Semolina pasta dough recipe?
I recently toured a professional kitchen where the chef had a big, expensive pasta machine that would produce flat, stuffed or extruded pastas. The "dough" the chef used had only semolina flour, egg and water in it (the chef said he couldn't use any oil or salt in his pasta machine). I say "dough" in quotes, because in the machine's mixer, the dough looked very dry and crumbly, but it came out of the machine (which apparently compressed it) beautifully. He also said that by using 100% semolina flour and no AP flour, he had no issue with the undried pasta sticking together. He even rolled long flat sheets around a roller (for lasagna or ravioli) with no concern of the pasta sticking together.
All recipes I have found for semolina pasta dough have a mixture of both AP and semolina (generally 50/50 or so). The pasta recipe I have used so far with my Atlas pasta roller is 100% AP flour (2 cups), 3 eggs, 1 tbsp salt and 1 tsp olive oil. I need this into a smooth ball, let rest 30 minutes, then begin processing through the Atlas until smooth, then gradually rolling to desired thickness. It doesn't seem to me this would work with the dough I saw this chef using - it just seemed to dry for that approach.
Does anyone have a 100% semolina dough recipe, and is that something that would work with an Atlas roller? Any thoughts?
P.S. The chef also introduced me to a new extruded pasta shape I had never heard of or seen on any many called "gigli". It's name comes from its resemblance to a flower of the same name. Is this new for anyone else as well? It's sort of conical like a calla lily, but with a frilly edge at the top.
Emeril and Mario both have a semolina only pasta recipes on the food network site
I think the pasta sounds like Campanelle?
I've used both a few types of pasta machines, a large commercial machine that mixed the dough in a hopper and rolled out flat sheets, then by changing the dies, would cut the dough into various shapes, and also the smaller Atlas; we used 100% semolina flour in the commercial machine (it was in a professional setting.) It's completely possible to use just 100% semolina flour, eggs and salt for the dough, especially when using a machine to roll it out. It your dough is too dry, spritz it with a little water. I recommend letting the dough rest before rolling, and unlike your chef, I would add a little olive oil, a teaspoon or so per cup of flour. As ROCKLES said, there are plenty of semolina only dough recipes on the web.

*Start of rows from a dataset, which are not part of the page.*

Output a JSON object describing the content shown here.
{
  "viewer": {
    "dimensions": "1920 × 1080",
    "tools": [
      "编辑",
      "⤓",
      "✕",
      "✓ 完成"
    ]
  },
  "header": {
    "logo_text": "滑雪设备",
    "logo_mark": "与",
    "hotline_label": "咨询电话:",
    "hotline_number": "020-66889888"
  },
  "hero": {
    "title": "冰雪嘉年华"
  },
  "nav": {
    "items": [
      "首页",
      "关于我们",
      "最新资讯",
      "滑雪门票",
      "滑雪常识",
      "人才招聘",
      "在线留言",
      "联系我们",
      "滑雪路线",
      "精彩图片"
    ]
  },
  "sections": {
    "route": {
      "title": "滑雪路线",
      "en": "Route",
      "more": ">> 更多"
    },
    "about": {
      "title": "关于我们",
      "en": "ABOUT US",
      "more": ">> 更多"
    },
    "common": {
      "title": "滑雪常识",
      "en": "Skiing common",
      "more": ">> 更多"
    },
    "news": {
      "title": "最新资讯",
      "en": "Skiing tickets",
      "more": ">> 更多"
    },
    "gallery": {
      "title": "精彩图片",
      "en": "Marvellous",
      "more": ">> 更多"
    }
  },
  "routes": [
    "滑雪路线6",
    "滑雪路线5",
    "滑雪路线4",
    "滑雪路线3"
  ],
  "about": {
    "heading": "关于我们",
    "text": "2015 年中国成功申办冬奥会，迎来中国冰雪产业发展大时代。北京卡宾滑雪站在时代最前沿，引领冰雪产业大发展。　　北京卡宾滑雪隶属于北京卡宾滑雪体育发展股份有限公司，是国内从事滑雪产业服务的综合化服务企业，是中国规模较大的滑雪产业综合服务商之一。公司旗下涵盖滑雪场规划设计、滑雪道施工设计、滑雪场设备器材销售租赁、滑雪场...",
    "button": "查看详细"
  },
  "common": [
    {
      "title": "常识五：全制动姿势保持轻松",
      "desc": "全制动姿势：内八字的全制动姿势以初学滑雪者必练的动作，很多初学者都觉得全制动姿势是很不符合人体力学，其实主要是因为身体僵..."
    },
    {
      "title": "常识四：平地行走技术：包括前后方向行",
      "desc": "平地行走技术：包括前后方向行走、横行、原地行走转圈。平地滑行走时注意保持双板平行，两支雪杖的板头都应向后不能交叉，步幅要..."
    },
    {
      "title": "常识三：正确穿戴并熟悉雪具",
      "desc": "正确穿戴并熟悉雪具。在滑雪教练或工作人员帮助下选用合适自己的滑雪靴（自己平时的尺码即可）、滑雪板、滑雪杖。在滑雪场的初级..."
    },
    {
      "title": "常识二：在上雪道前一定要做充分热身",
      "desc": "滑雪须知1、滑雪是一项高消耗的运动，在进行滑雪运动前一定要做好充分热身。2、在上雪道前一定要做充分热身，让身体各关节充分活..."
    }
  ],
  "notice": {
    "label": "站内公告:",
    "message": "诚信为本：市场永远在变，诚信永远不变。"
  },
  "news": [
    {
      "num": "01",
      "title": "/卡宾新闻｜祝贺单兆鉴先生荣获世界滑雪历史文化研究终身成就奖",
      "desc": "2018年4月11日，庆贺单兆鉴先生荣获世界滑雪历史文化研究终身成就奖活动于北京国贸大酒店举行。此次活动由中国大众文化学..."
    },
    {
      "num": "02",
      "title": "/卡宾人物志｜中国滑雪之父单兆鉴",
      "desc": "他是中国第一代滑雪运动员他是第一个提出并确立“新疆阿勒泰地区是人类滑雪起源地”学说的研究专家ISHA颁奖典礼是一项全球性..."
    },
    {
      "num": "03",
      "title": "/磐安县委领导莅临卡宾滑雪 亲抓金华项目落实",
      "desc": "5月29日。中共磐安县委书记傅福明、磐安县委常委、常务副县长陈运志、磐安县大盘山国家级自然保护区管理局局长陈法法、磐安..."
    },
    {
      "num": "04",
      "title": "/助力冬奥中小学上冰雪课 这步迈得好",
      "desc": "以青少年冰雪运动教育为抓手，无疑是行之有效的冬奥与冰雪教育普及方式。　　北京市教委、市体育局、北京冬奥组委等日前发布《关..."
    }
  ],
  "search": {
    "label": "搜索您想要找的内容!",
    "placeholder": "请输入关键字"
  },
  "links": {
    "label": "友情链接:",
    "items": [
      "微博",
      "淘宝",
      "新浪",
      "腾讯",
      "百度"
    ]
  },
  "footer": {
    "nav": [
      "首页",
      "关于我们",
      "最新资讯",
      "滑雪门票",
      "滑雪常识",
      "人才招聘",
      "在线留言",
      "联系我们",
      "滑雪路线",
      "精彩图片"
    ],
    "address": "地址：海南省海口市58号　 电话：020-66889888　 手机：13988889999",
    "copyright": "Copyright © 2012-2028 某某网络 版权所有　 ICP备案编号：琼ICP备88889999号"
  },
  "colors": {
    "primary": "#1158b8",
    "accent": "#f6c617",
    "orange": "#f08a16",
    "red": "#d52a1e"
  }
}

On the matter of your pasta shape, there is a gigli, also referred to as cornetti; check this link for the photo:
I have not had luck with all semolina with a regular roller pasta machine. But I can use up to one half semolina if I put the semolina and eggs--with a dolop of olive oil-- in the food processor (I don't mix my dough by hand) and process that for a minute--it will be soupy--and then let it sit for another minute to get more hydrated. I then proceed with the AP flour until the right consistency, just short of turning into a ball. Let it rest wrapped and proceed with rolling.
I have made pasta with semolina with no problems but you need to keep it a little thicker than pasta made with regular flour. I would not add water though, if your pasta dough does not roll well and stays too crumbly add egg yolk. As I live in Italy the semolina we use is rather finely ground. If the flour you use is too course you might also have problems keeping it together.
I have the hardest time making semolina pasta. I have tried with every recipe that I have found. I always end up with hard pasta. It really can't even make it thru the machine. Its too hard. I started running my semolina in my Vitamix for a while to make it finer. I just tried again tonight using 1C semolina, 1C flour, 3 eggs, 1tbl EVOO & 1 tsp salt. I mix the flours & salt together, meanwhile I whisk eggs & oil then slowly add wet to dry in my tabletop mixer. Once it comes together its too hard to use.
My company makes artisanal pasta and in my opinion pasta is not made by formula, it is made by feel. In addition, most people make the dough backwards. By that I mean adding wet to dry. In the most basic of methods, the well, you start out with eggs in the well and pull dry ingredients into it, stopping when the dough comes together. Working with a machine as we do is no different. Put the wet ingredients into your mixer and add dry to it while it is running. Allow the dry ingredients to become hydrated before continuing to add more. The tackiness of the dough will tell you when you've got it right, not a measuring cup. For filled pasta we use a slightly tackier dough because it will be stretched to accommodate the filling. Generally you want it to be wet enough to feel a little sticky but not wet enough to stick to your hands when you knead it.
I have worked in restaurants that use only semolina flour pastas. 10 whole eggs to 1kg semolina flour, no water. Additional flour may need to be added as a result of humidity, just gotta feel it after its been in the mixer for a bit.